══ Working data

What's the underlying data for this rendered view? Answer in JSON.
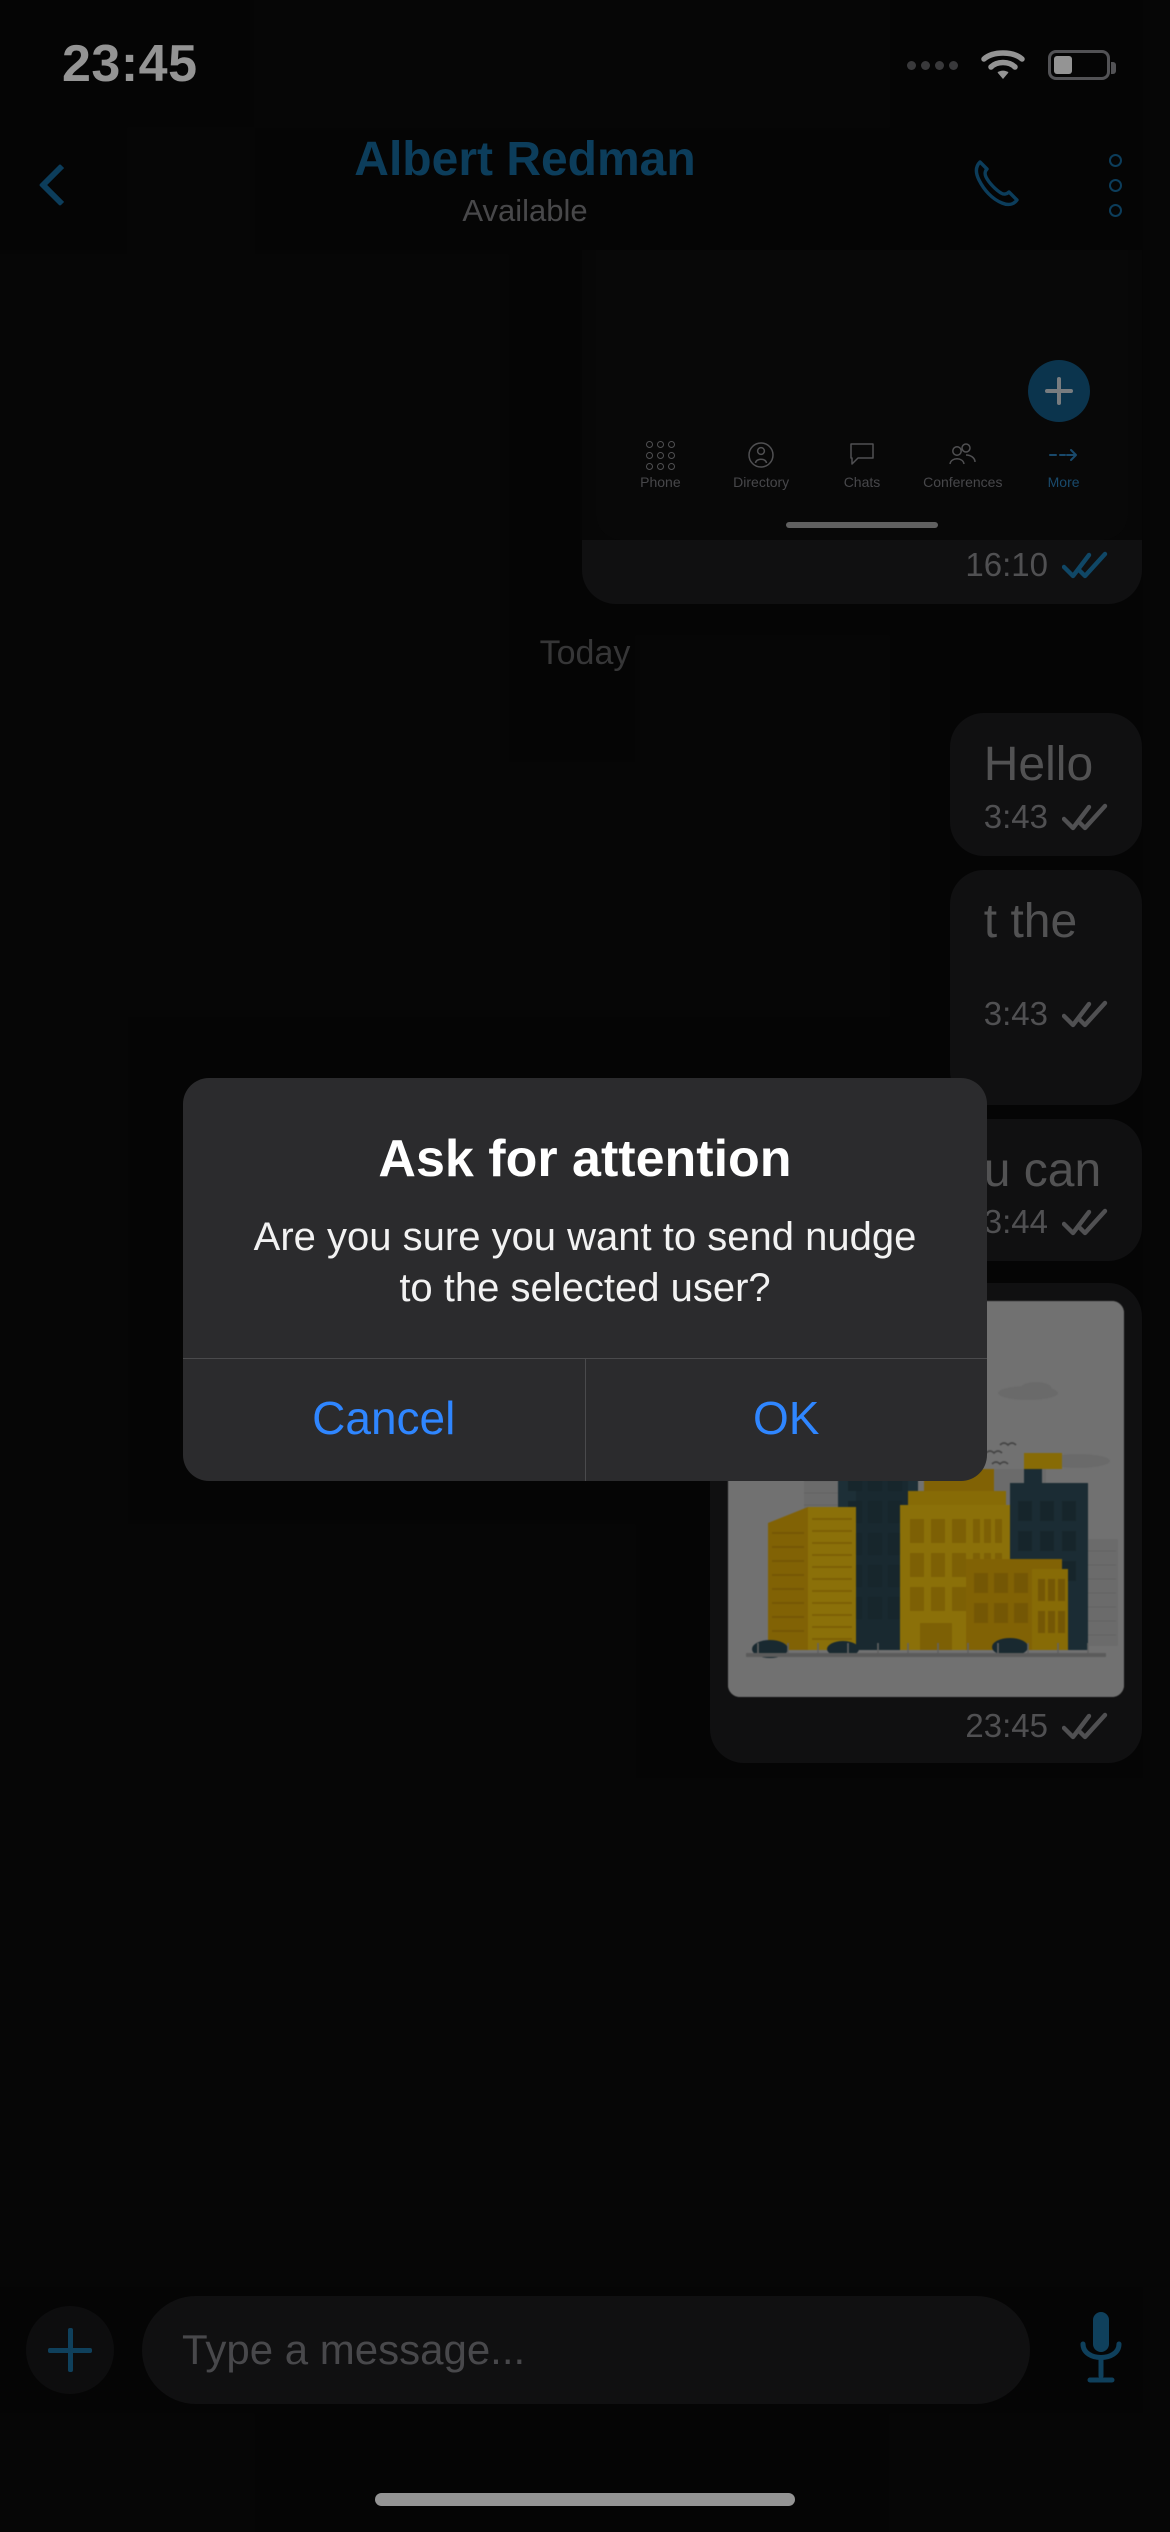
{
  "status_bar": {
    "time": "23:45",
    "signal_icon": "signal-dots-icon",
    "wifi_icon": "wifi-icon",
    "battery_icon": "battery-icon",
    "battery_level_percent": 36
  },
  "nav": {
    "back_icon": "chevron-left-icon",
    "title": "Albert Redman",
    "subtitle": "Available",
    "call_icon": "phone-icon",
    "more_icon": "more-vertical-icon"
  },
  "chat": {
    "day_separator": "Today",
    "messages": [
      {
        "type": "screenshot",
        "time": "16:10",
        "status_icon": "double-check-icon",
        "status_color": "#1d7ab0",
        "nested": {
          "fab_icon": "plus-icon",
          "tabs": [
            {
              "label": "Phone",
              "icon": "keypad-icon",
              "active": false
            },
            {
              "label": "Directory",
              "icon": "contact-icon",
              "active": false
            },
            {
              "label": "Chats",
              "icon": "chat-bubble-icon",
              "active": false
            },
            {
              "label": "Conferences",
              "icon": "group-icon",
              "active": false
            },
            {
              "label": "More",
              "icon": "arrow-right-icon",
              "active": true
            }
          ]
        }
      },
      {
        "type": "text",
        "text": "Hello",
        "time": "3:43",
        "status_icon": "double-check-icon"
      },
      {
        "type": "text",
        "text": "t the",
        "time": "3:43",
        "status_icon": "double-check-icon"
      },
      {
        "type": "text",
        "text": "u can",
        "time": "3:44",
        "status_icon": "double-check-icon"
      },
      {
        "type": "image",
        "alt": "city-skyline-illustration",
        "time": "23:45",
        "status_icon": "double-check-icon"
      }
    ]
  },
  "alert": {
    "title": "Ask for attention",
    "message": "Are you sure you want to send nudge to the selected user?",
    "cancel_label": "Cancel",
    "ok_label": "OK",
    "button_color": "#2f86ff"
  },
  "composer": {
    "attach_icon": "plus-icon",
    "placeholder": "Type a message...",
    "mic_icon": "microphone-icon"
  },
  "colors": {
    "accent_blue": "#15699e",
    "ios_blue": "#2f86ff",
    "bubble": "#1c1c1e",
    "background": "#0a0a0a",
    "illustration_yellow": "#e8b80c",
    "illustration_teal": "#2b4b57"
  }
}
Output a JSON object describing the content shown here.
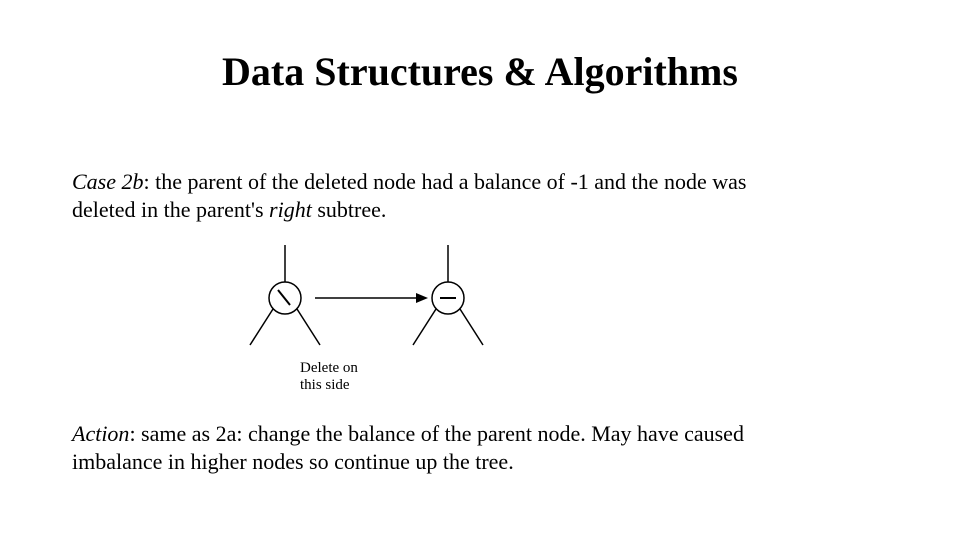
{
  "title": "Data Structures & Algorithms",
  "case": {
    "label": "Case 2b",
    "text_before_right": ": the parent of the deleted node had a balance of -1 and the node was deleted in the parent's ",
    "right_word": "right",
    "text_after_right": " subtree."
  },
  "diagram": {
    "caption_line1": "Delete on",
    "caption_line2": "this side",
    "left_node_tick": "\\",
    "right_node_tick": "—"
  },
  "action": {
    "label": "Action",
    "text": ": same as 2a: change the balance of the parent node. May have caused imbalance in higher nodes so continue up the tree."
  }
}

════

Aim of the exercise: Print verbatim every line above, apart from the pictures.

Written response:
What's the underlying data for this rendered view? Answer in JSON.
{
  "status_bar": {
    "time": "23:45",
    "signal_icon": "signal-dots-icon",
    "wifi_icon": "wifi-icon",
    "battery_icon": "battery-icon",
    "battery_level_percent": 36
  },
  "nav": {
    "back_icon": "chevron-left-icon",
    "title": "Albert Redman",
    "subtitle": "Available",
    "call_icon": "phone-icon",
    "more_icon": "more-vertical-icon"
  },
  "chat": {
    "day_separator": "Today",
    "messages": [
      {
        "type": "screenshot",
        "time": "16:10",
        "status_icon": "double-check-icon",
        "status_color": "#1d7ab0",
        "nested": {
          "fab_icon": "plus-icon",
          "tabs": [
            {
              "label": "Phone",
              "icon": "keypad-icon",
              "active": false
            },
            {
              "label": "Directory",
              "icon": "contact-icon",
              "active": false
            },
            {
              "label": "Chats",
              "icon": "chat-bubble-icon",
              "active": false
            },
            {
              "label": "Conferences",
              "icon": "group-icon",
              "active": false
            },
            {
              "label": "More",
              "icon": "arrow-right-icon",
              "active": true
            }
          ]
        }
      },
      {
        "type": "text",
        "text": "Hello",
        "time": "3:43",
        "status_icon": "double-check-icon"
      },
      {
        "type": "text",
        "text": "t the",
        "time": "3:43",
        "status_icon": "double-check-icon"
      },
      {
        "type": "text",
        "text": "u can",
        "time": "3:44",
        "status_icon": "double-check-icon"
      },
      {
        "type": "image",
        "alt": "city-skyline-illustration",
        "time": "23:45",
        "status_icon": "double-check-icon"
      }
    ]
  },
  "alert": {
    "title": "Ask for attention",
    "message": "Are you sure you want to send nudge to the selected user?",
    "cancel_label": "Cancel",
    "ok_label": "OK",
    "button_color": "#2f86ff"
  },
  "composer": {
    "attach_icon": "plus-icon",
    "placeholder": "Type a message...",
    "mic_icon": "microphone-icon"
  },
  "colors": {
    "accent_blue": "#15699e",
    "ios_blue": "#2f86ff",
    "bubble": "#1c1c1e",
    "background": "#0a0a0a",
    "illustration_yellow": "#e8b80c",
    "illustration_teal": "#2b4b57"
  }
}
Output a JSON object describing the content shown here.
{
  "title": "Data Structures & Algorithms",
  "case": {
    "label": "Case 2b",
    "text_before_right": ": the parent of the deleted node had a balance of -1 and the node was deleted in the parent's ",
    "right_word": "right",
    "text_after_right": " subtree."
  },
  "diagram": {
    "caption_line1": "Delete on",
    "caption_line2": "this side",
    "left_node_tick": "\\",
    "right_node_tick": "—"
  },
  "action": {
    "label": "Action",
    "text": ": same as 2a: change the balance of the parent node. May have caused imbalance in higher nodes so continue up the tree."
  }
}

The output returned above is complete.